SWAT was alerted to the situation. Officers verbally engaged the man from proper positions of cover.

The man was lured from his house with the promise of food and water. When he emerged, one officer tased the man with absolutely no effect, despite two good prong hits. Then, another officer repeatedly struck the man with rounds from a bean bag shotgun. During this entire ordeal, a third officer kept his rifle aimed at the man.

The man finally gave up. He did not have a weapon.

This incident did not make the local or national news. None of the neighbors posted videos on social media or sold their videos to the news media. No TV cameras or news people made it to the scene.

An officer told his sergeant, “If we had shot him, and he wasn’t armed, this would be all over the news and the internet.”

These officers risked their lives to save this man, who stated his goal was to die by police fire. The officers were patient and did not hurry – a fact they attributed to their years on the job.

This event demonstrates how the news media manipulates the narrative and controls what people think or believe by selective reporting.

The media could have reported on this incident and highlighted the fine job these officers did to keep everyone safe. They chose not to, and repeatedly choose not to break these stories time and time again.

Meanwhile, in Galveston, Texas, two mounted officers escorted a suspect who was on foot with a tether attached to his cuffs. Photos and video of the incident went viral. It made the local, national, and even global news. This method of escorting prisoners is a standard for mounted officers – a fact that most news outlets failed to report. The prisoner wasn’t hurt. No shots were fired. But the incident, which was captured on a citizen’s cell phone, made a huge splash.
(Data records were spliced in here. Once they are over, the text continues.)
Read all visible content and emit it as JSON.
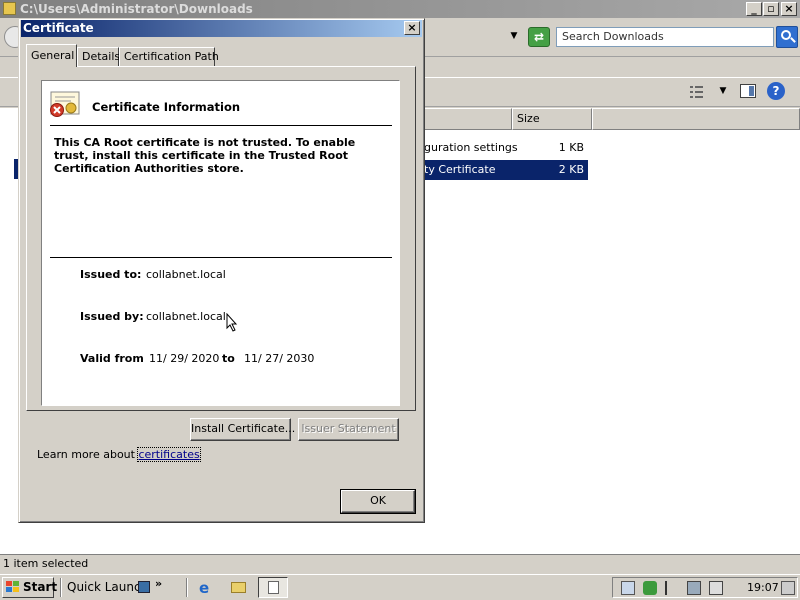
{
  "explorer": {
    "title": "C:\\Users\\Administrator\\Downloads",
    "search_placeholder": "Search Downloads",
    "columns": [
      {
        "label": "Size"
      }
    ],
    "files": [
      {
        "name": "guration settings",
        "size": "1 KB",
        "selected": false
      },
      {
        "name": "ty Certificate",
        "size": "2 KB",
        "selected": true
      }
    ],
    "status": "1 item selected"
  },
  "dialog": {
    "title": "Certificate",
    "tabs": [
      {
        "label": "General",
        "active": true
      },
      {
        "label": "Details",
        "active": false
      },
      {
        "label": "Certification Path",
        "active": false
      }
    ],
    "info_title": "Certificate Information",
    "warning": "This CA Root certificate is not trusted. To enable trust, install this certificate in the Trusted Root Certification Authorities store.",
    "issued_to_label": "Issued to:",
    "issued_to": "collabnet.local",
    "issued_by_label": "Issued by:",
    "issued_by": "collabnet.local",
    "valid_from_label": "Valid from",
    "valid_from": "11/ 29/ 2020",
    "to_label": "to",
    "valid_to": "11/ 27/ 2030",
    "install_button": "Install Certificate...",
    "issuer_statement_button": "Issuer Statement",
    "learn_prefix": "Learn more about ",
    "learn_link": "certificates",
    "ok_button": "OK"
  },
  "taskbar": {
    "start": "Start",
    "quick_launch": "Quick Launch",
    "more": "»",
    "clock": "19:07"
  },
  "icons": {
    "close": "close-icon",
    "minimize": "minimize-icon",
    "restore": "restore-icon",
    "search": "search-icon",
    "help": "help-icon",
    "certificate": "certificate-icon"
  }
}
In San Antonio, a border protection officer came under fire from a passing vehicle. Agents came close to being hit. The incident didn’t garner any national attention or mention in the news. Nothing swept across the internet, and there was no national outrage.

The media has barely reported on the heroic actions of law enforcement during the mass shootings in Dayton, El Paso, Odessa, and Midland. Their heroism hasn’t gone viral around the globe.

Media corporations understand that the public constructs their opinions based on what they are exposed to on broadcast news and the internet. When all the public hears is negative stories about cops, what do you think gets cemented in their memory banks?

Once people have formed their beliefs, it is hard for them to change their way of thinking.

This is no accident on the part of the media. They commonly break stories that suit their agenda and politics.

Listen closely to the words used in news reports. Listen to the way the news is reported. Be cognizant of word choice when you read a newspaper. These stories are constructed carefully to make you feel and believe a certain way.

What some have called “media malpractice” is rampant on the airwaves and across the web. The concept is not new.

Famed broadcaster Walter Cronkite taught a class in the 1970s about consumer journalism. He stated that the public must be wary of what they consume because every news story is told with a political agenda. Producers and editors want you to feel a certain way and believe a certain “truth”.

We will not be able to wipe out media malpractice. All we can control is how we consume the news and how we educate others about ingesting what they see or hear.

Watch, listen, and read with the knowledge that each word spoken or sentence written was meant to manipulate what and how you think. And this article is no exception. I am hoping that it might prompt you to raise your awareness and always question motivation.

It’s true that there are often two sides to every story. However, we have a real problem on our hands when we only see one side of one type of story.

©2019 Barbara A. Schwartz. All Rights Reserved.

This article first appeared on and is reprinted with permission of Calibre Press and the author.